Utility-scale photovoltaic (PV) generation is being ramped-up in Brazil in recent years, as a result of intense price reductions. Extreme operating temperatures, high humidity levels, and a blue-biased distribution of irradiance in comparison with the standard ASTM G-173 spectrum, lead to contrasting operational outputs of the various commercially-available PV technologies. The performance assessment of six different PV technologies installed at eight different climatic regions in Brazil is presented. This R&D project evaluates eight identical, 54 kWp Evaluation Sites (ESs), all with the following PV technologies: amorphous-silicon (a-Si), microcrystalline-silicon (μc-Si), cadmium-telluride (CdTe), copper-indium-gallium-diselenide (CIGS), mono- and multi-crystalline silicon (c-Si and m-Si). All installations operate at a fixed-tilt equal to the corresponding local latitude. Electrical and environmental parameters at all sites are measured continuously at 1-s intervals. Results show a detailed energy loss analysis for all technologies. Thin-film PV modules with a low temperature-coefficient of power presented superior performance. Crystalline silicon modules revealed intense degradation in areas with high relative humidity and temperature.

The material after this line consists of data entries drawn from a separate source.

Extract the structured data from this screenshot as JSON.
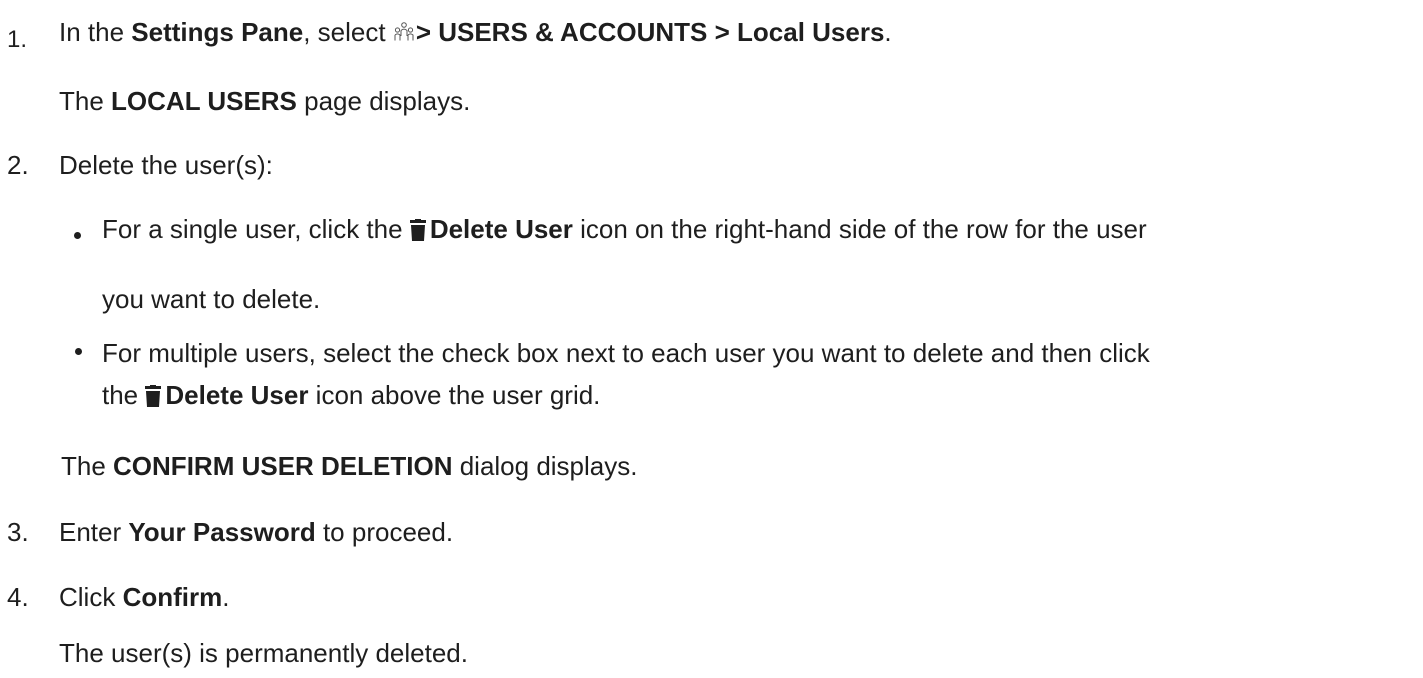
{
  "steps": [
    {
      "number": "1.",
      "parts": {
        "a": "In the ",
        "b": "Settings Pane",
        "c": ", select ",
        "d": "> USERS & ACCOUNTS > Local Users",
        "e": "."
      },
      "result": {
        "a": "The ",
        "b": "LOCAL USERS",
        "c": " page displays."
      }
    },
    {
      "number": "2.",
      "text": "Delete the user(s):",
      "bullets": [
        {
          "line1": {
            "a": "For a single user, click the ",
            "b": "Delete User",
            "c": " icon on the right-hand side of the row for the user"
          },
          "line2": "you want to delete."
        },
        {
          "line1": "For multiple users, select the check box next to each user you want to delete and then click",
          "line2": {
            "a": "the ",
            "b": "Delete User",
            "c": " icon above the user grid."
          }
        }
      ],
      "result": {
        "a": "The ",
        "b": "CONFIRM USER DELETION",
        "c": " dialog displays."
      }
    },
    {
      "number": "3.",
      "parts": {
        "a": "Enter ",
        "b": "Your Password",
        "c": " to proceed."
      }
    },
    {
      "number": "4.",
      "parts": {
        "a": "Click ",
        "b": "Confirm",
        "c": "."
      },
      "result": "The user(s) is permanently deleted."
    }
  ],
  "icons": {
    "users": "users-icon",
    "trash": "trash-icon"
  },
  "colors": {
    "text": "#1e1e1e",
    "background": "#ffffff"
  }
}
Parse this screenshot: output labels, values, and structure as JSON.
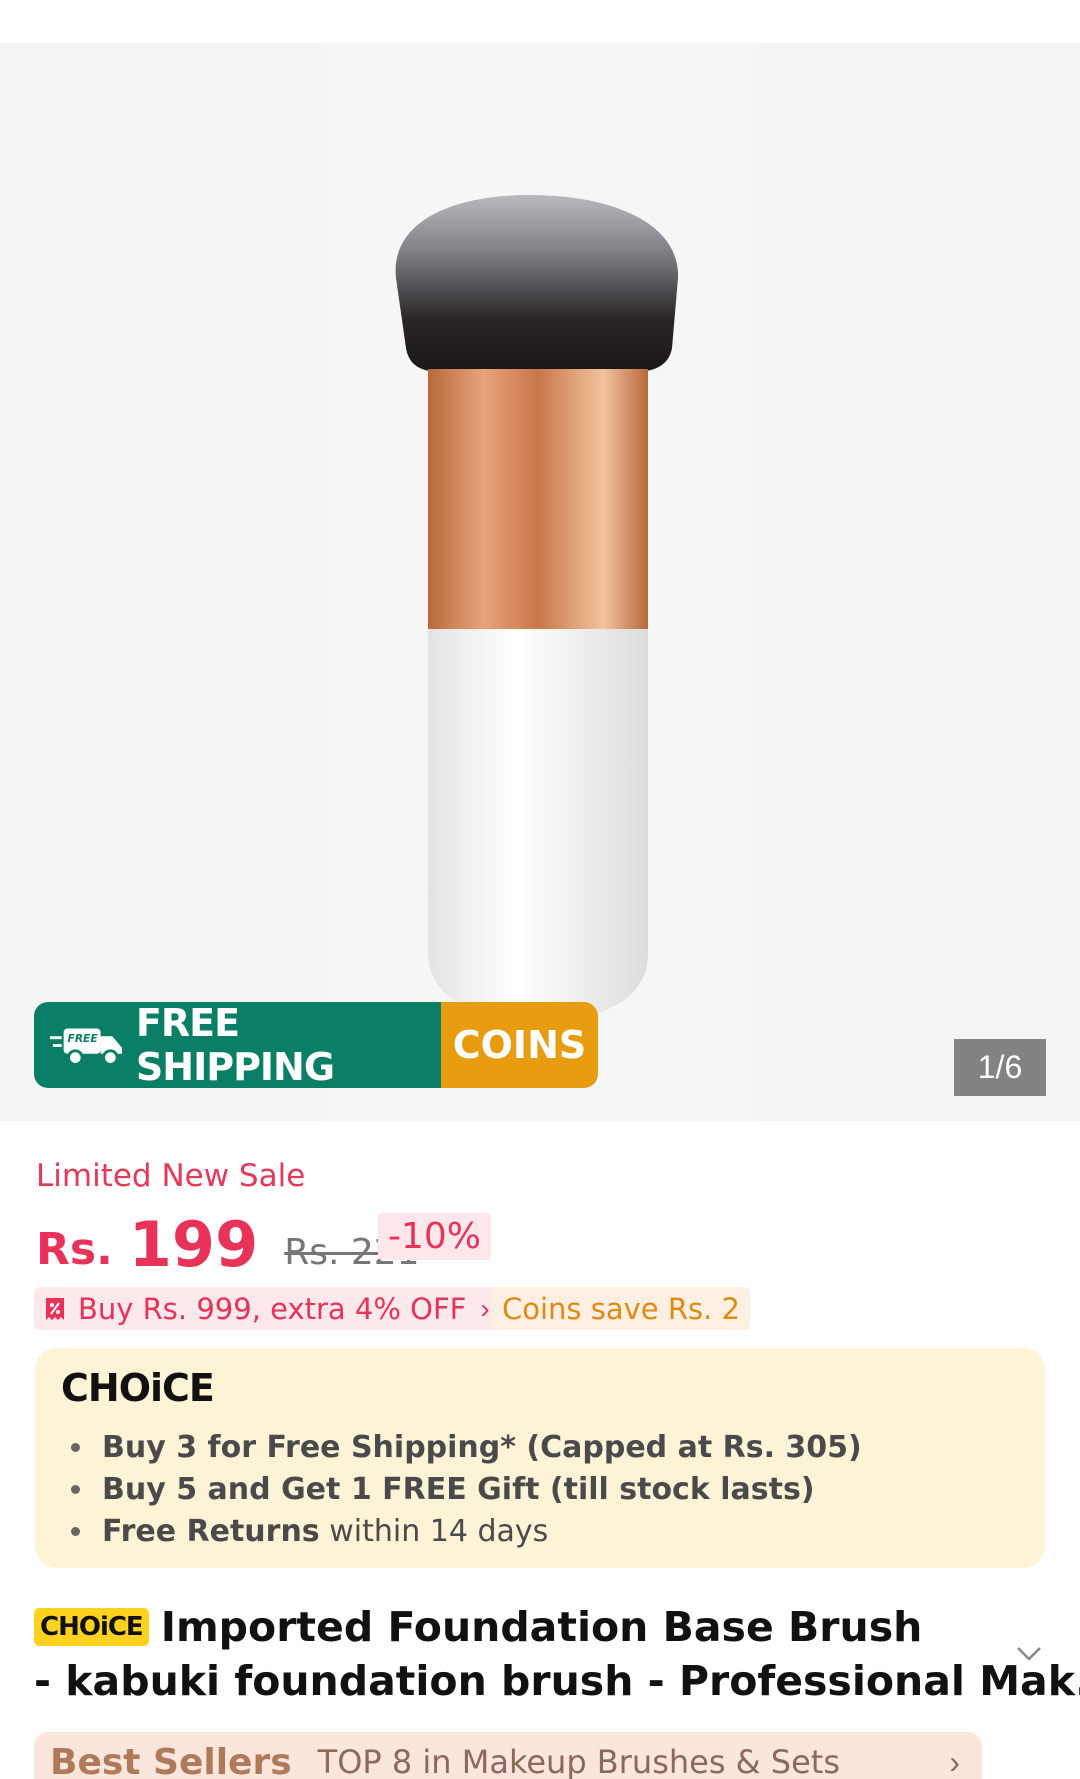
{
  "gallery": {
    "counter": "1/6",
    "shipping_banner": {
      "left_text": "FREE SHIPPING",
      "right_text": "COINS",
      "truck_badge": "FREE"
    }
  },
  "price": {
    "sale_label": "Limited New Sale",
    "currency": "Rs.",
    "current": "199",
    "original": "Rs. 221",
    "discount": "-10%"
  },
  "promos": {
    "bundle_offer": "Buy Rs. 999, extra 4% OFF",
    "coins_save": "Coins save Rs. 2"
  },
  "choice": {
    "logo": "CHOiCE",
    "items": [
      {
        "bold": "Buy 3 for  Free Shipping* (Capped at Rs. 305)",
        "rest": ""
      },
      {
        "bold": "Buy 5 and Get 1 FREE Gift (till stock lasts)",
        "rest": ""
      },
      {
        "bold": "Free Returns",
        "rest": " within 14 days"
      }
    ]
  },
  "product": {
    "badge": "CHOiCE",
    "title_line1": "Imported Foundation Base Brush",
    "title_line2": "- kabuki foundation brush - Professional Mak..."
  },
  "best_sellers": {
    "title": "Best Sellers",
    "subtitle": "TOP 8 in Makeup Brushes & Sets"
  },
  "colors": {
    "price_red": "#e8325a",
    "shipping_green": "#0b7f66",
    "coins_orange": "#e89d10",
    "choice_yellow": "#ffd21f",
    "choice_card_bg": "#fdf3d6"
  },
  "icons": [
    "truck-icon",
    "coupon-icon",
    "chevron-right-icon",
    "chevron-down-icon"
  ]
}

Cloud-edge and cloud-enhancement effects of solar irradiance resulted in irradiance peaks of 1823 W/m2, with long overirradiance events which lasted many minutes over 1600 W/m2, resulting in frequent blowing of string fuses when manufacturers maximum fuse ratings were observed.
DO NASCIMENTO, LUCAS RAFAEL ; BRAGA, MARÍLIA ; CAMPOS, RAFAEL ANTUNES ; NASPOLINI, HELENA FLÁVIA ; Rüther, Ricardo